The new bill will create a statutory cause of action for certain harms suffered by an assisted living resident.

That means, if a resident is hurt and there is a demonstrated lack of responsibility on the part of the facility, then the facility can be sued and even face criminal charges.

Besides a clear penalty for incidents of proven negligence and abuse, Alice’s Law will also address the need for more transparency by having such events posted on assisted living websites.

Violations history for nursing homes is available to the public via a national comparison website, but nothing like that currently exists for assisted living facilities.

After the legal language for Alice’s Law is drafted, DeCroce and Oliver plan to hold hearings to learn of others’ experiences in order to strengthen the bill and make it more comprehensive.

They hope to see the bill pass next year, but DeCroce said she expects plenty of push back from assisted living providers.

Alice’s story

Alice’s Law is DeCroce’s tribute to her mother.

Like many adult children with aging parents, DeCroce found herself in the role of caregiver.

And when the physical demands of daily care giving became overwhelming, she and her brother made the difficult – and expensive – choice of moving Alice into an assisted living residence.

They settled on Sunrise of Randolph. The place was beautiful, DeCroce remembers; everything appeared to check out and the staff seemed warm and attentive.

Even better, Alice was able to retain her primary care physician who made house calls at the facility. He recommended the move both for Alice’s well being and the family’s peace of mind, DeCroce shared.  She and her brother were always nearby and frequent visitors. The arrangement was working out well.

Then came the call that changed everything.

DeCroce learned that it was another Sunrise resident who had attacked Alice and caused the fall. That resident was subsequently removed from facility and forced to undergo a psychological evaluation.

Yet during her mother’s rehabilitation, Alice’s attacker had somehow been allowed to return to Sunrise. DeCroce was shocked that her family had not been contacted nor permitted any input on the decision.

That was only the start.

Per state regulations, local police were notified as was the New Jersey Department of Health Department, who, in turn, told DeCroce that they were investigating the matter.
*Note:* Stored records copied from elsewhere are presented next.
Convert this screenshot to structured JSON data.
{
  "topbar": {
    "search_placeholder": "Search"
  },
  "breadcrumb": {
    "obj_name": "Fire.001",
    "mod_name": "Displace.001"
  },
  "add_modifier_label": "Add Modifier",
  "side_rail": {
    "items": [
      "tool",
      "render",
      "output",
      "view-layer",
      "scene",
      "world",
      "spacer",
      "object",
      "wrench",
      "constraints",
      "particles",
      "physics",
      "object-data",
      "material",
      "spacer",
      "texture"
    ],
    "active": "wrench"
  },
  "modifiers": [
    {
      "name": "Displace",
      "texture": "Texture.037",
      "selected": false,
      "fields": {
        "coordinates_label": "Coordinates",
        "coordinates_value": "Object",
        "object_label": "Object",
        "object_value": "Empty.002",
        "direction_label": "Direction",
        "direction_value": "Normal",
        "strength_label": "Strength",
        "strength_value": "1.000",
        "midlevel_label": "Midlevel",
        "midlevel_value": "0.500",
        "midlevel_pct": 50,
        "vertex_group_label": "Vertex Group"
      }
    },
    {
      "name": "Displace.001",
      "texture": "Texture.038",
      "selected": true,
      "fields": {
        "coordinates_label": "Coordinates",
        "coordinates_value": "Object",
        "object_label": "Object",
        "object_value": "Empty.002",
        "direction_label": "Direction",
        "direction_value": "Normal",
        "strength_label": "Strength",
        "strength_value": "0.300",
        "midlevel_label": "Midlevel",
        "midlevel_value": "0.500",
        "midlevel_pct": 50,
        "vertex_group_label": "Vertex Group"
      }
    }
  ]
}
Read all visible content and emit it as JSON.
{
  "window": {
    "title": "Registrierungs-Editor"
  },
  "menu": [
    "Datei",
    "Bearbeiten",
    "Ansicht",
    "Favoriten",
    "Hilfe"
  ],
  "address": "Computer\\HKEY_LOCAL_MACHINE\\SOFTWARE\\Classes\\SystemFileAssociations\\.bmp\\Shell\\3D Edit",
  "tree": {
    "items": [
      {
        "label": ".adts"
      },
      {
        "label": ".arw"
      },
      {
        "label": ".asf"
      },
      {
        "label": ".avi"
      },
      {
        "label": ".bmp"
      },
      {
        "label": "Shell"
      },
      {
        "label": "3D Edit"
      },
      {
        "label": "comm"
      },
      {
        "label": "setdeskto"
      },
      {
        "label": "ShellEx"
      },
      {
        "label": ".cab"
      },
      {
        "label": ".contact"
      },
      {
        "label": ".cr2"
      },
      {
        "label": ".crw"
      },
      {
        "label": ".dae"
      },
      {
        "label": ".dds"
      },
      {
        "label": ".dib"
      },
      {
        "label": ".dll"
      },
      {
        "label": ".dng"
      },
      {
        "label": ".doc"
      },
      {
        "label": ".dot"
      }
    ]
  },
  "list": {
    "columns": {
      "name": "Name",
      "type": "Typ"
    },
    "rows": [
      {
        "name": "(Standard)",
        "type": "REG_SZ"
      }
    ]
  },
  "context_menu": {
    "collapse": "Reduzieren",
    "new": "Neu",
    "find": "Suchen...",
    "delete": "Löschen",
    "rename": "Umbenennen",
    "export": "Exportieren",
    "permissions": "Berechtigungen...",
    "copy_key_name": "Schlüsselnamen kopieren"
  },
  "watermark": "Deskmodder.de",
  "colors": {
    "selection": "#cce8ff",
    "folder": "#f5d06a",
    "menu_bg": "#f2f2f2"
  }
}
Her shock would soon turn to horror, however, when the police department warned that there was much more to the case.

Only after obtaining Alice’s medical records did DeCroce learn she had been attacked by the same person six other times.

Worse, none of those prior attacks were reported to the family.

“Think about your Mom, your Dad [suffering this]. That’s the horror that went across me,” she recalled.

Seven times is ”neglect”

Alice never fully recovered and spent her final years wheelchair bound until she died this past April.

Her family doesn’t blame the attacker whose mental faculties were clearly diminished. Instead, they feel the responsibility to keep both Alice and her attacker safe and protected lies entirely with the facility providing their care.

“One time is an accident, seven times is neglect,” DeCroce asserted.

But there were no consequences for Sunrise, even though the facility had violated New Jersey assisted living regulations, DeCroce said. The family’s only recourse was a civil lawsuit which was settled out of court in 2014.

Sunrise Senior Living, LLC was contacted for their account, and issued the following statement:

“Due to privacy considerations, we are unable to share details regarding specific individuals or events. We cherish each of our residents and constantly strive to provide them with the best possible home.”

Want a digest of WHYY’s programs, events & stories? Sign up for our weekly newsletter.

It will take 126,000 members this year for great news and programs to thrive. Help us get to 100% of the goal.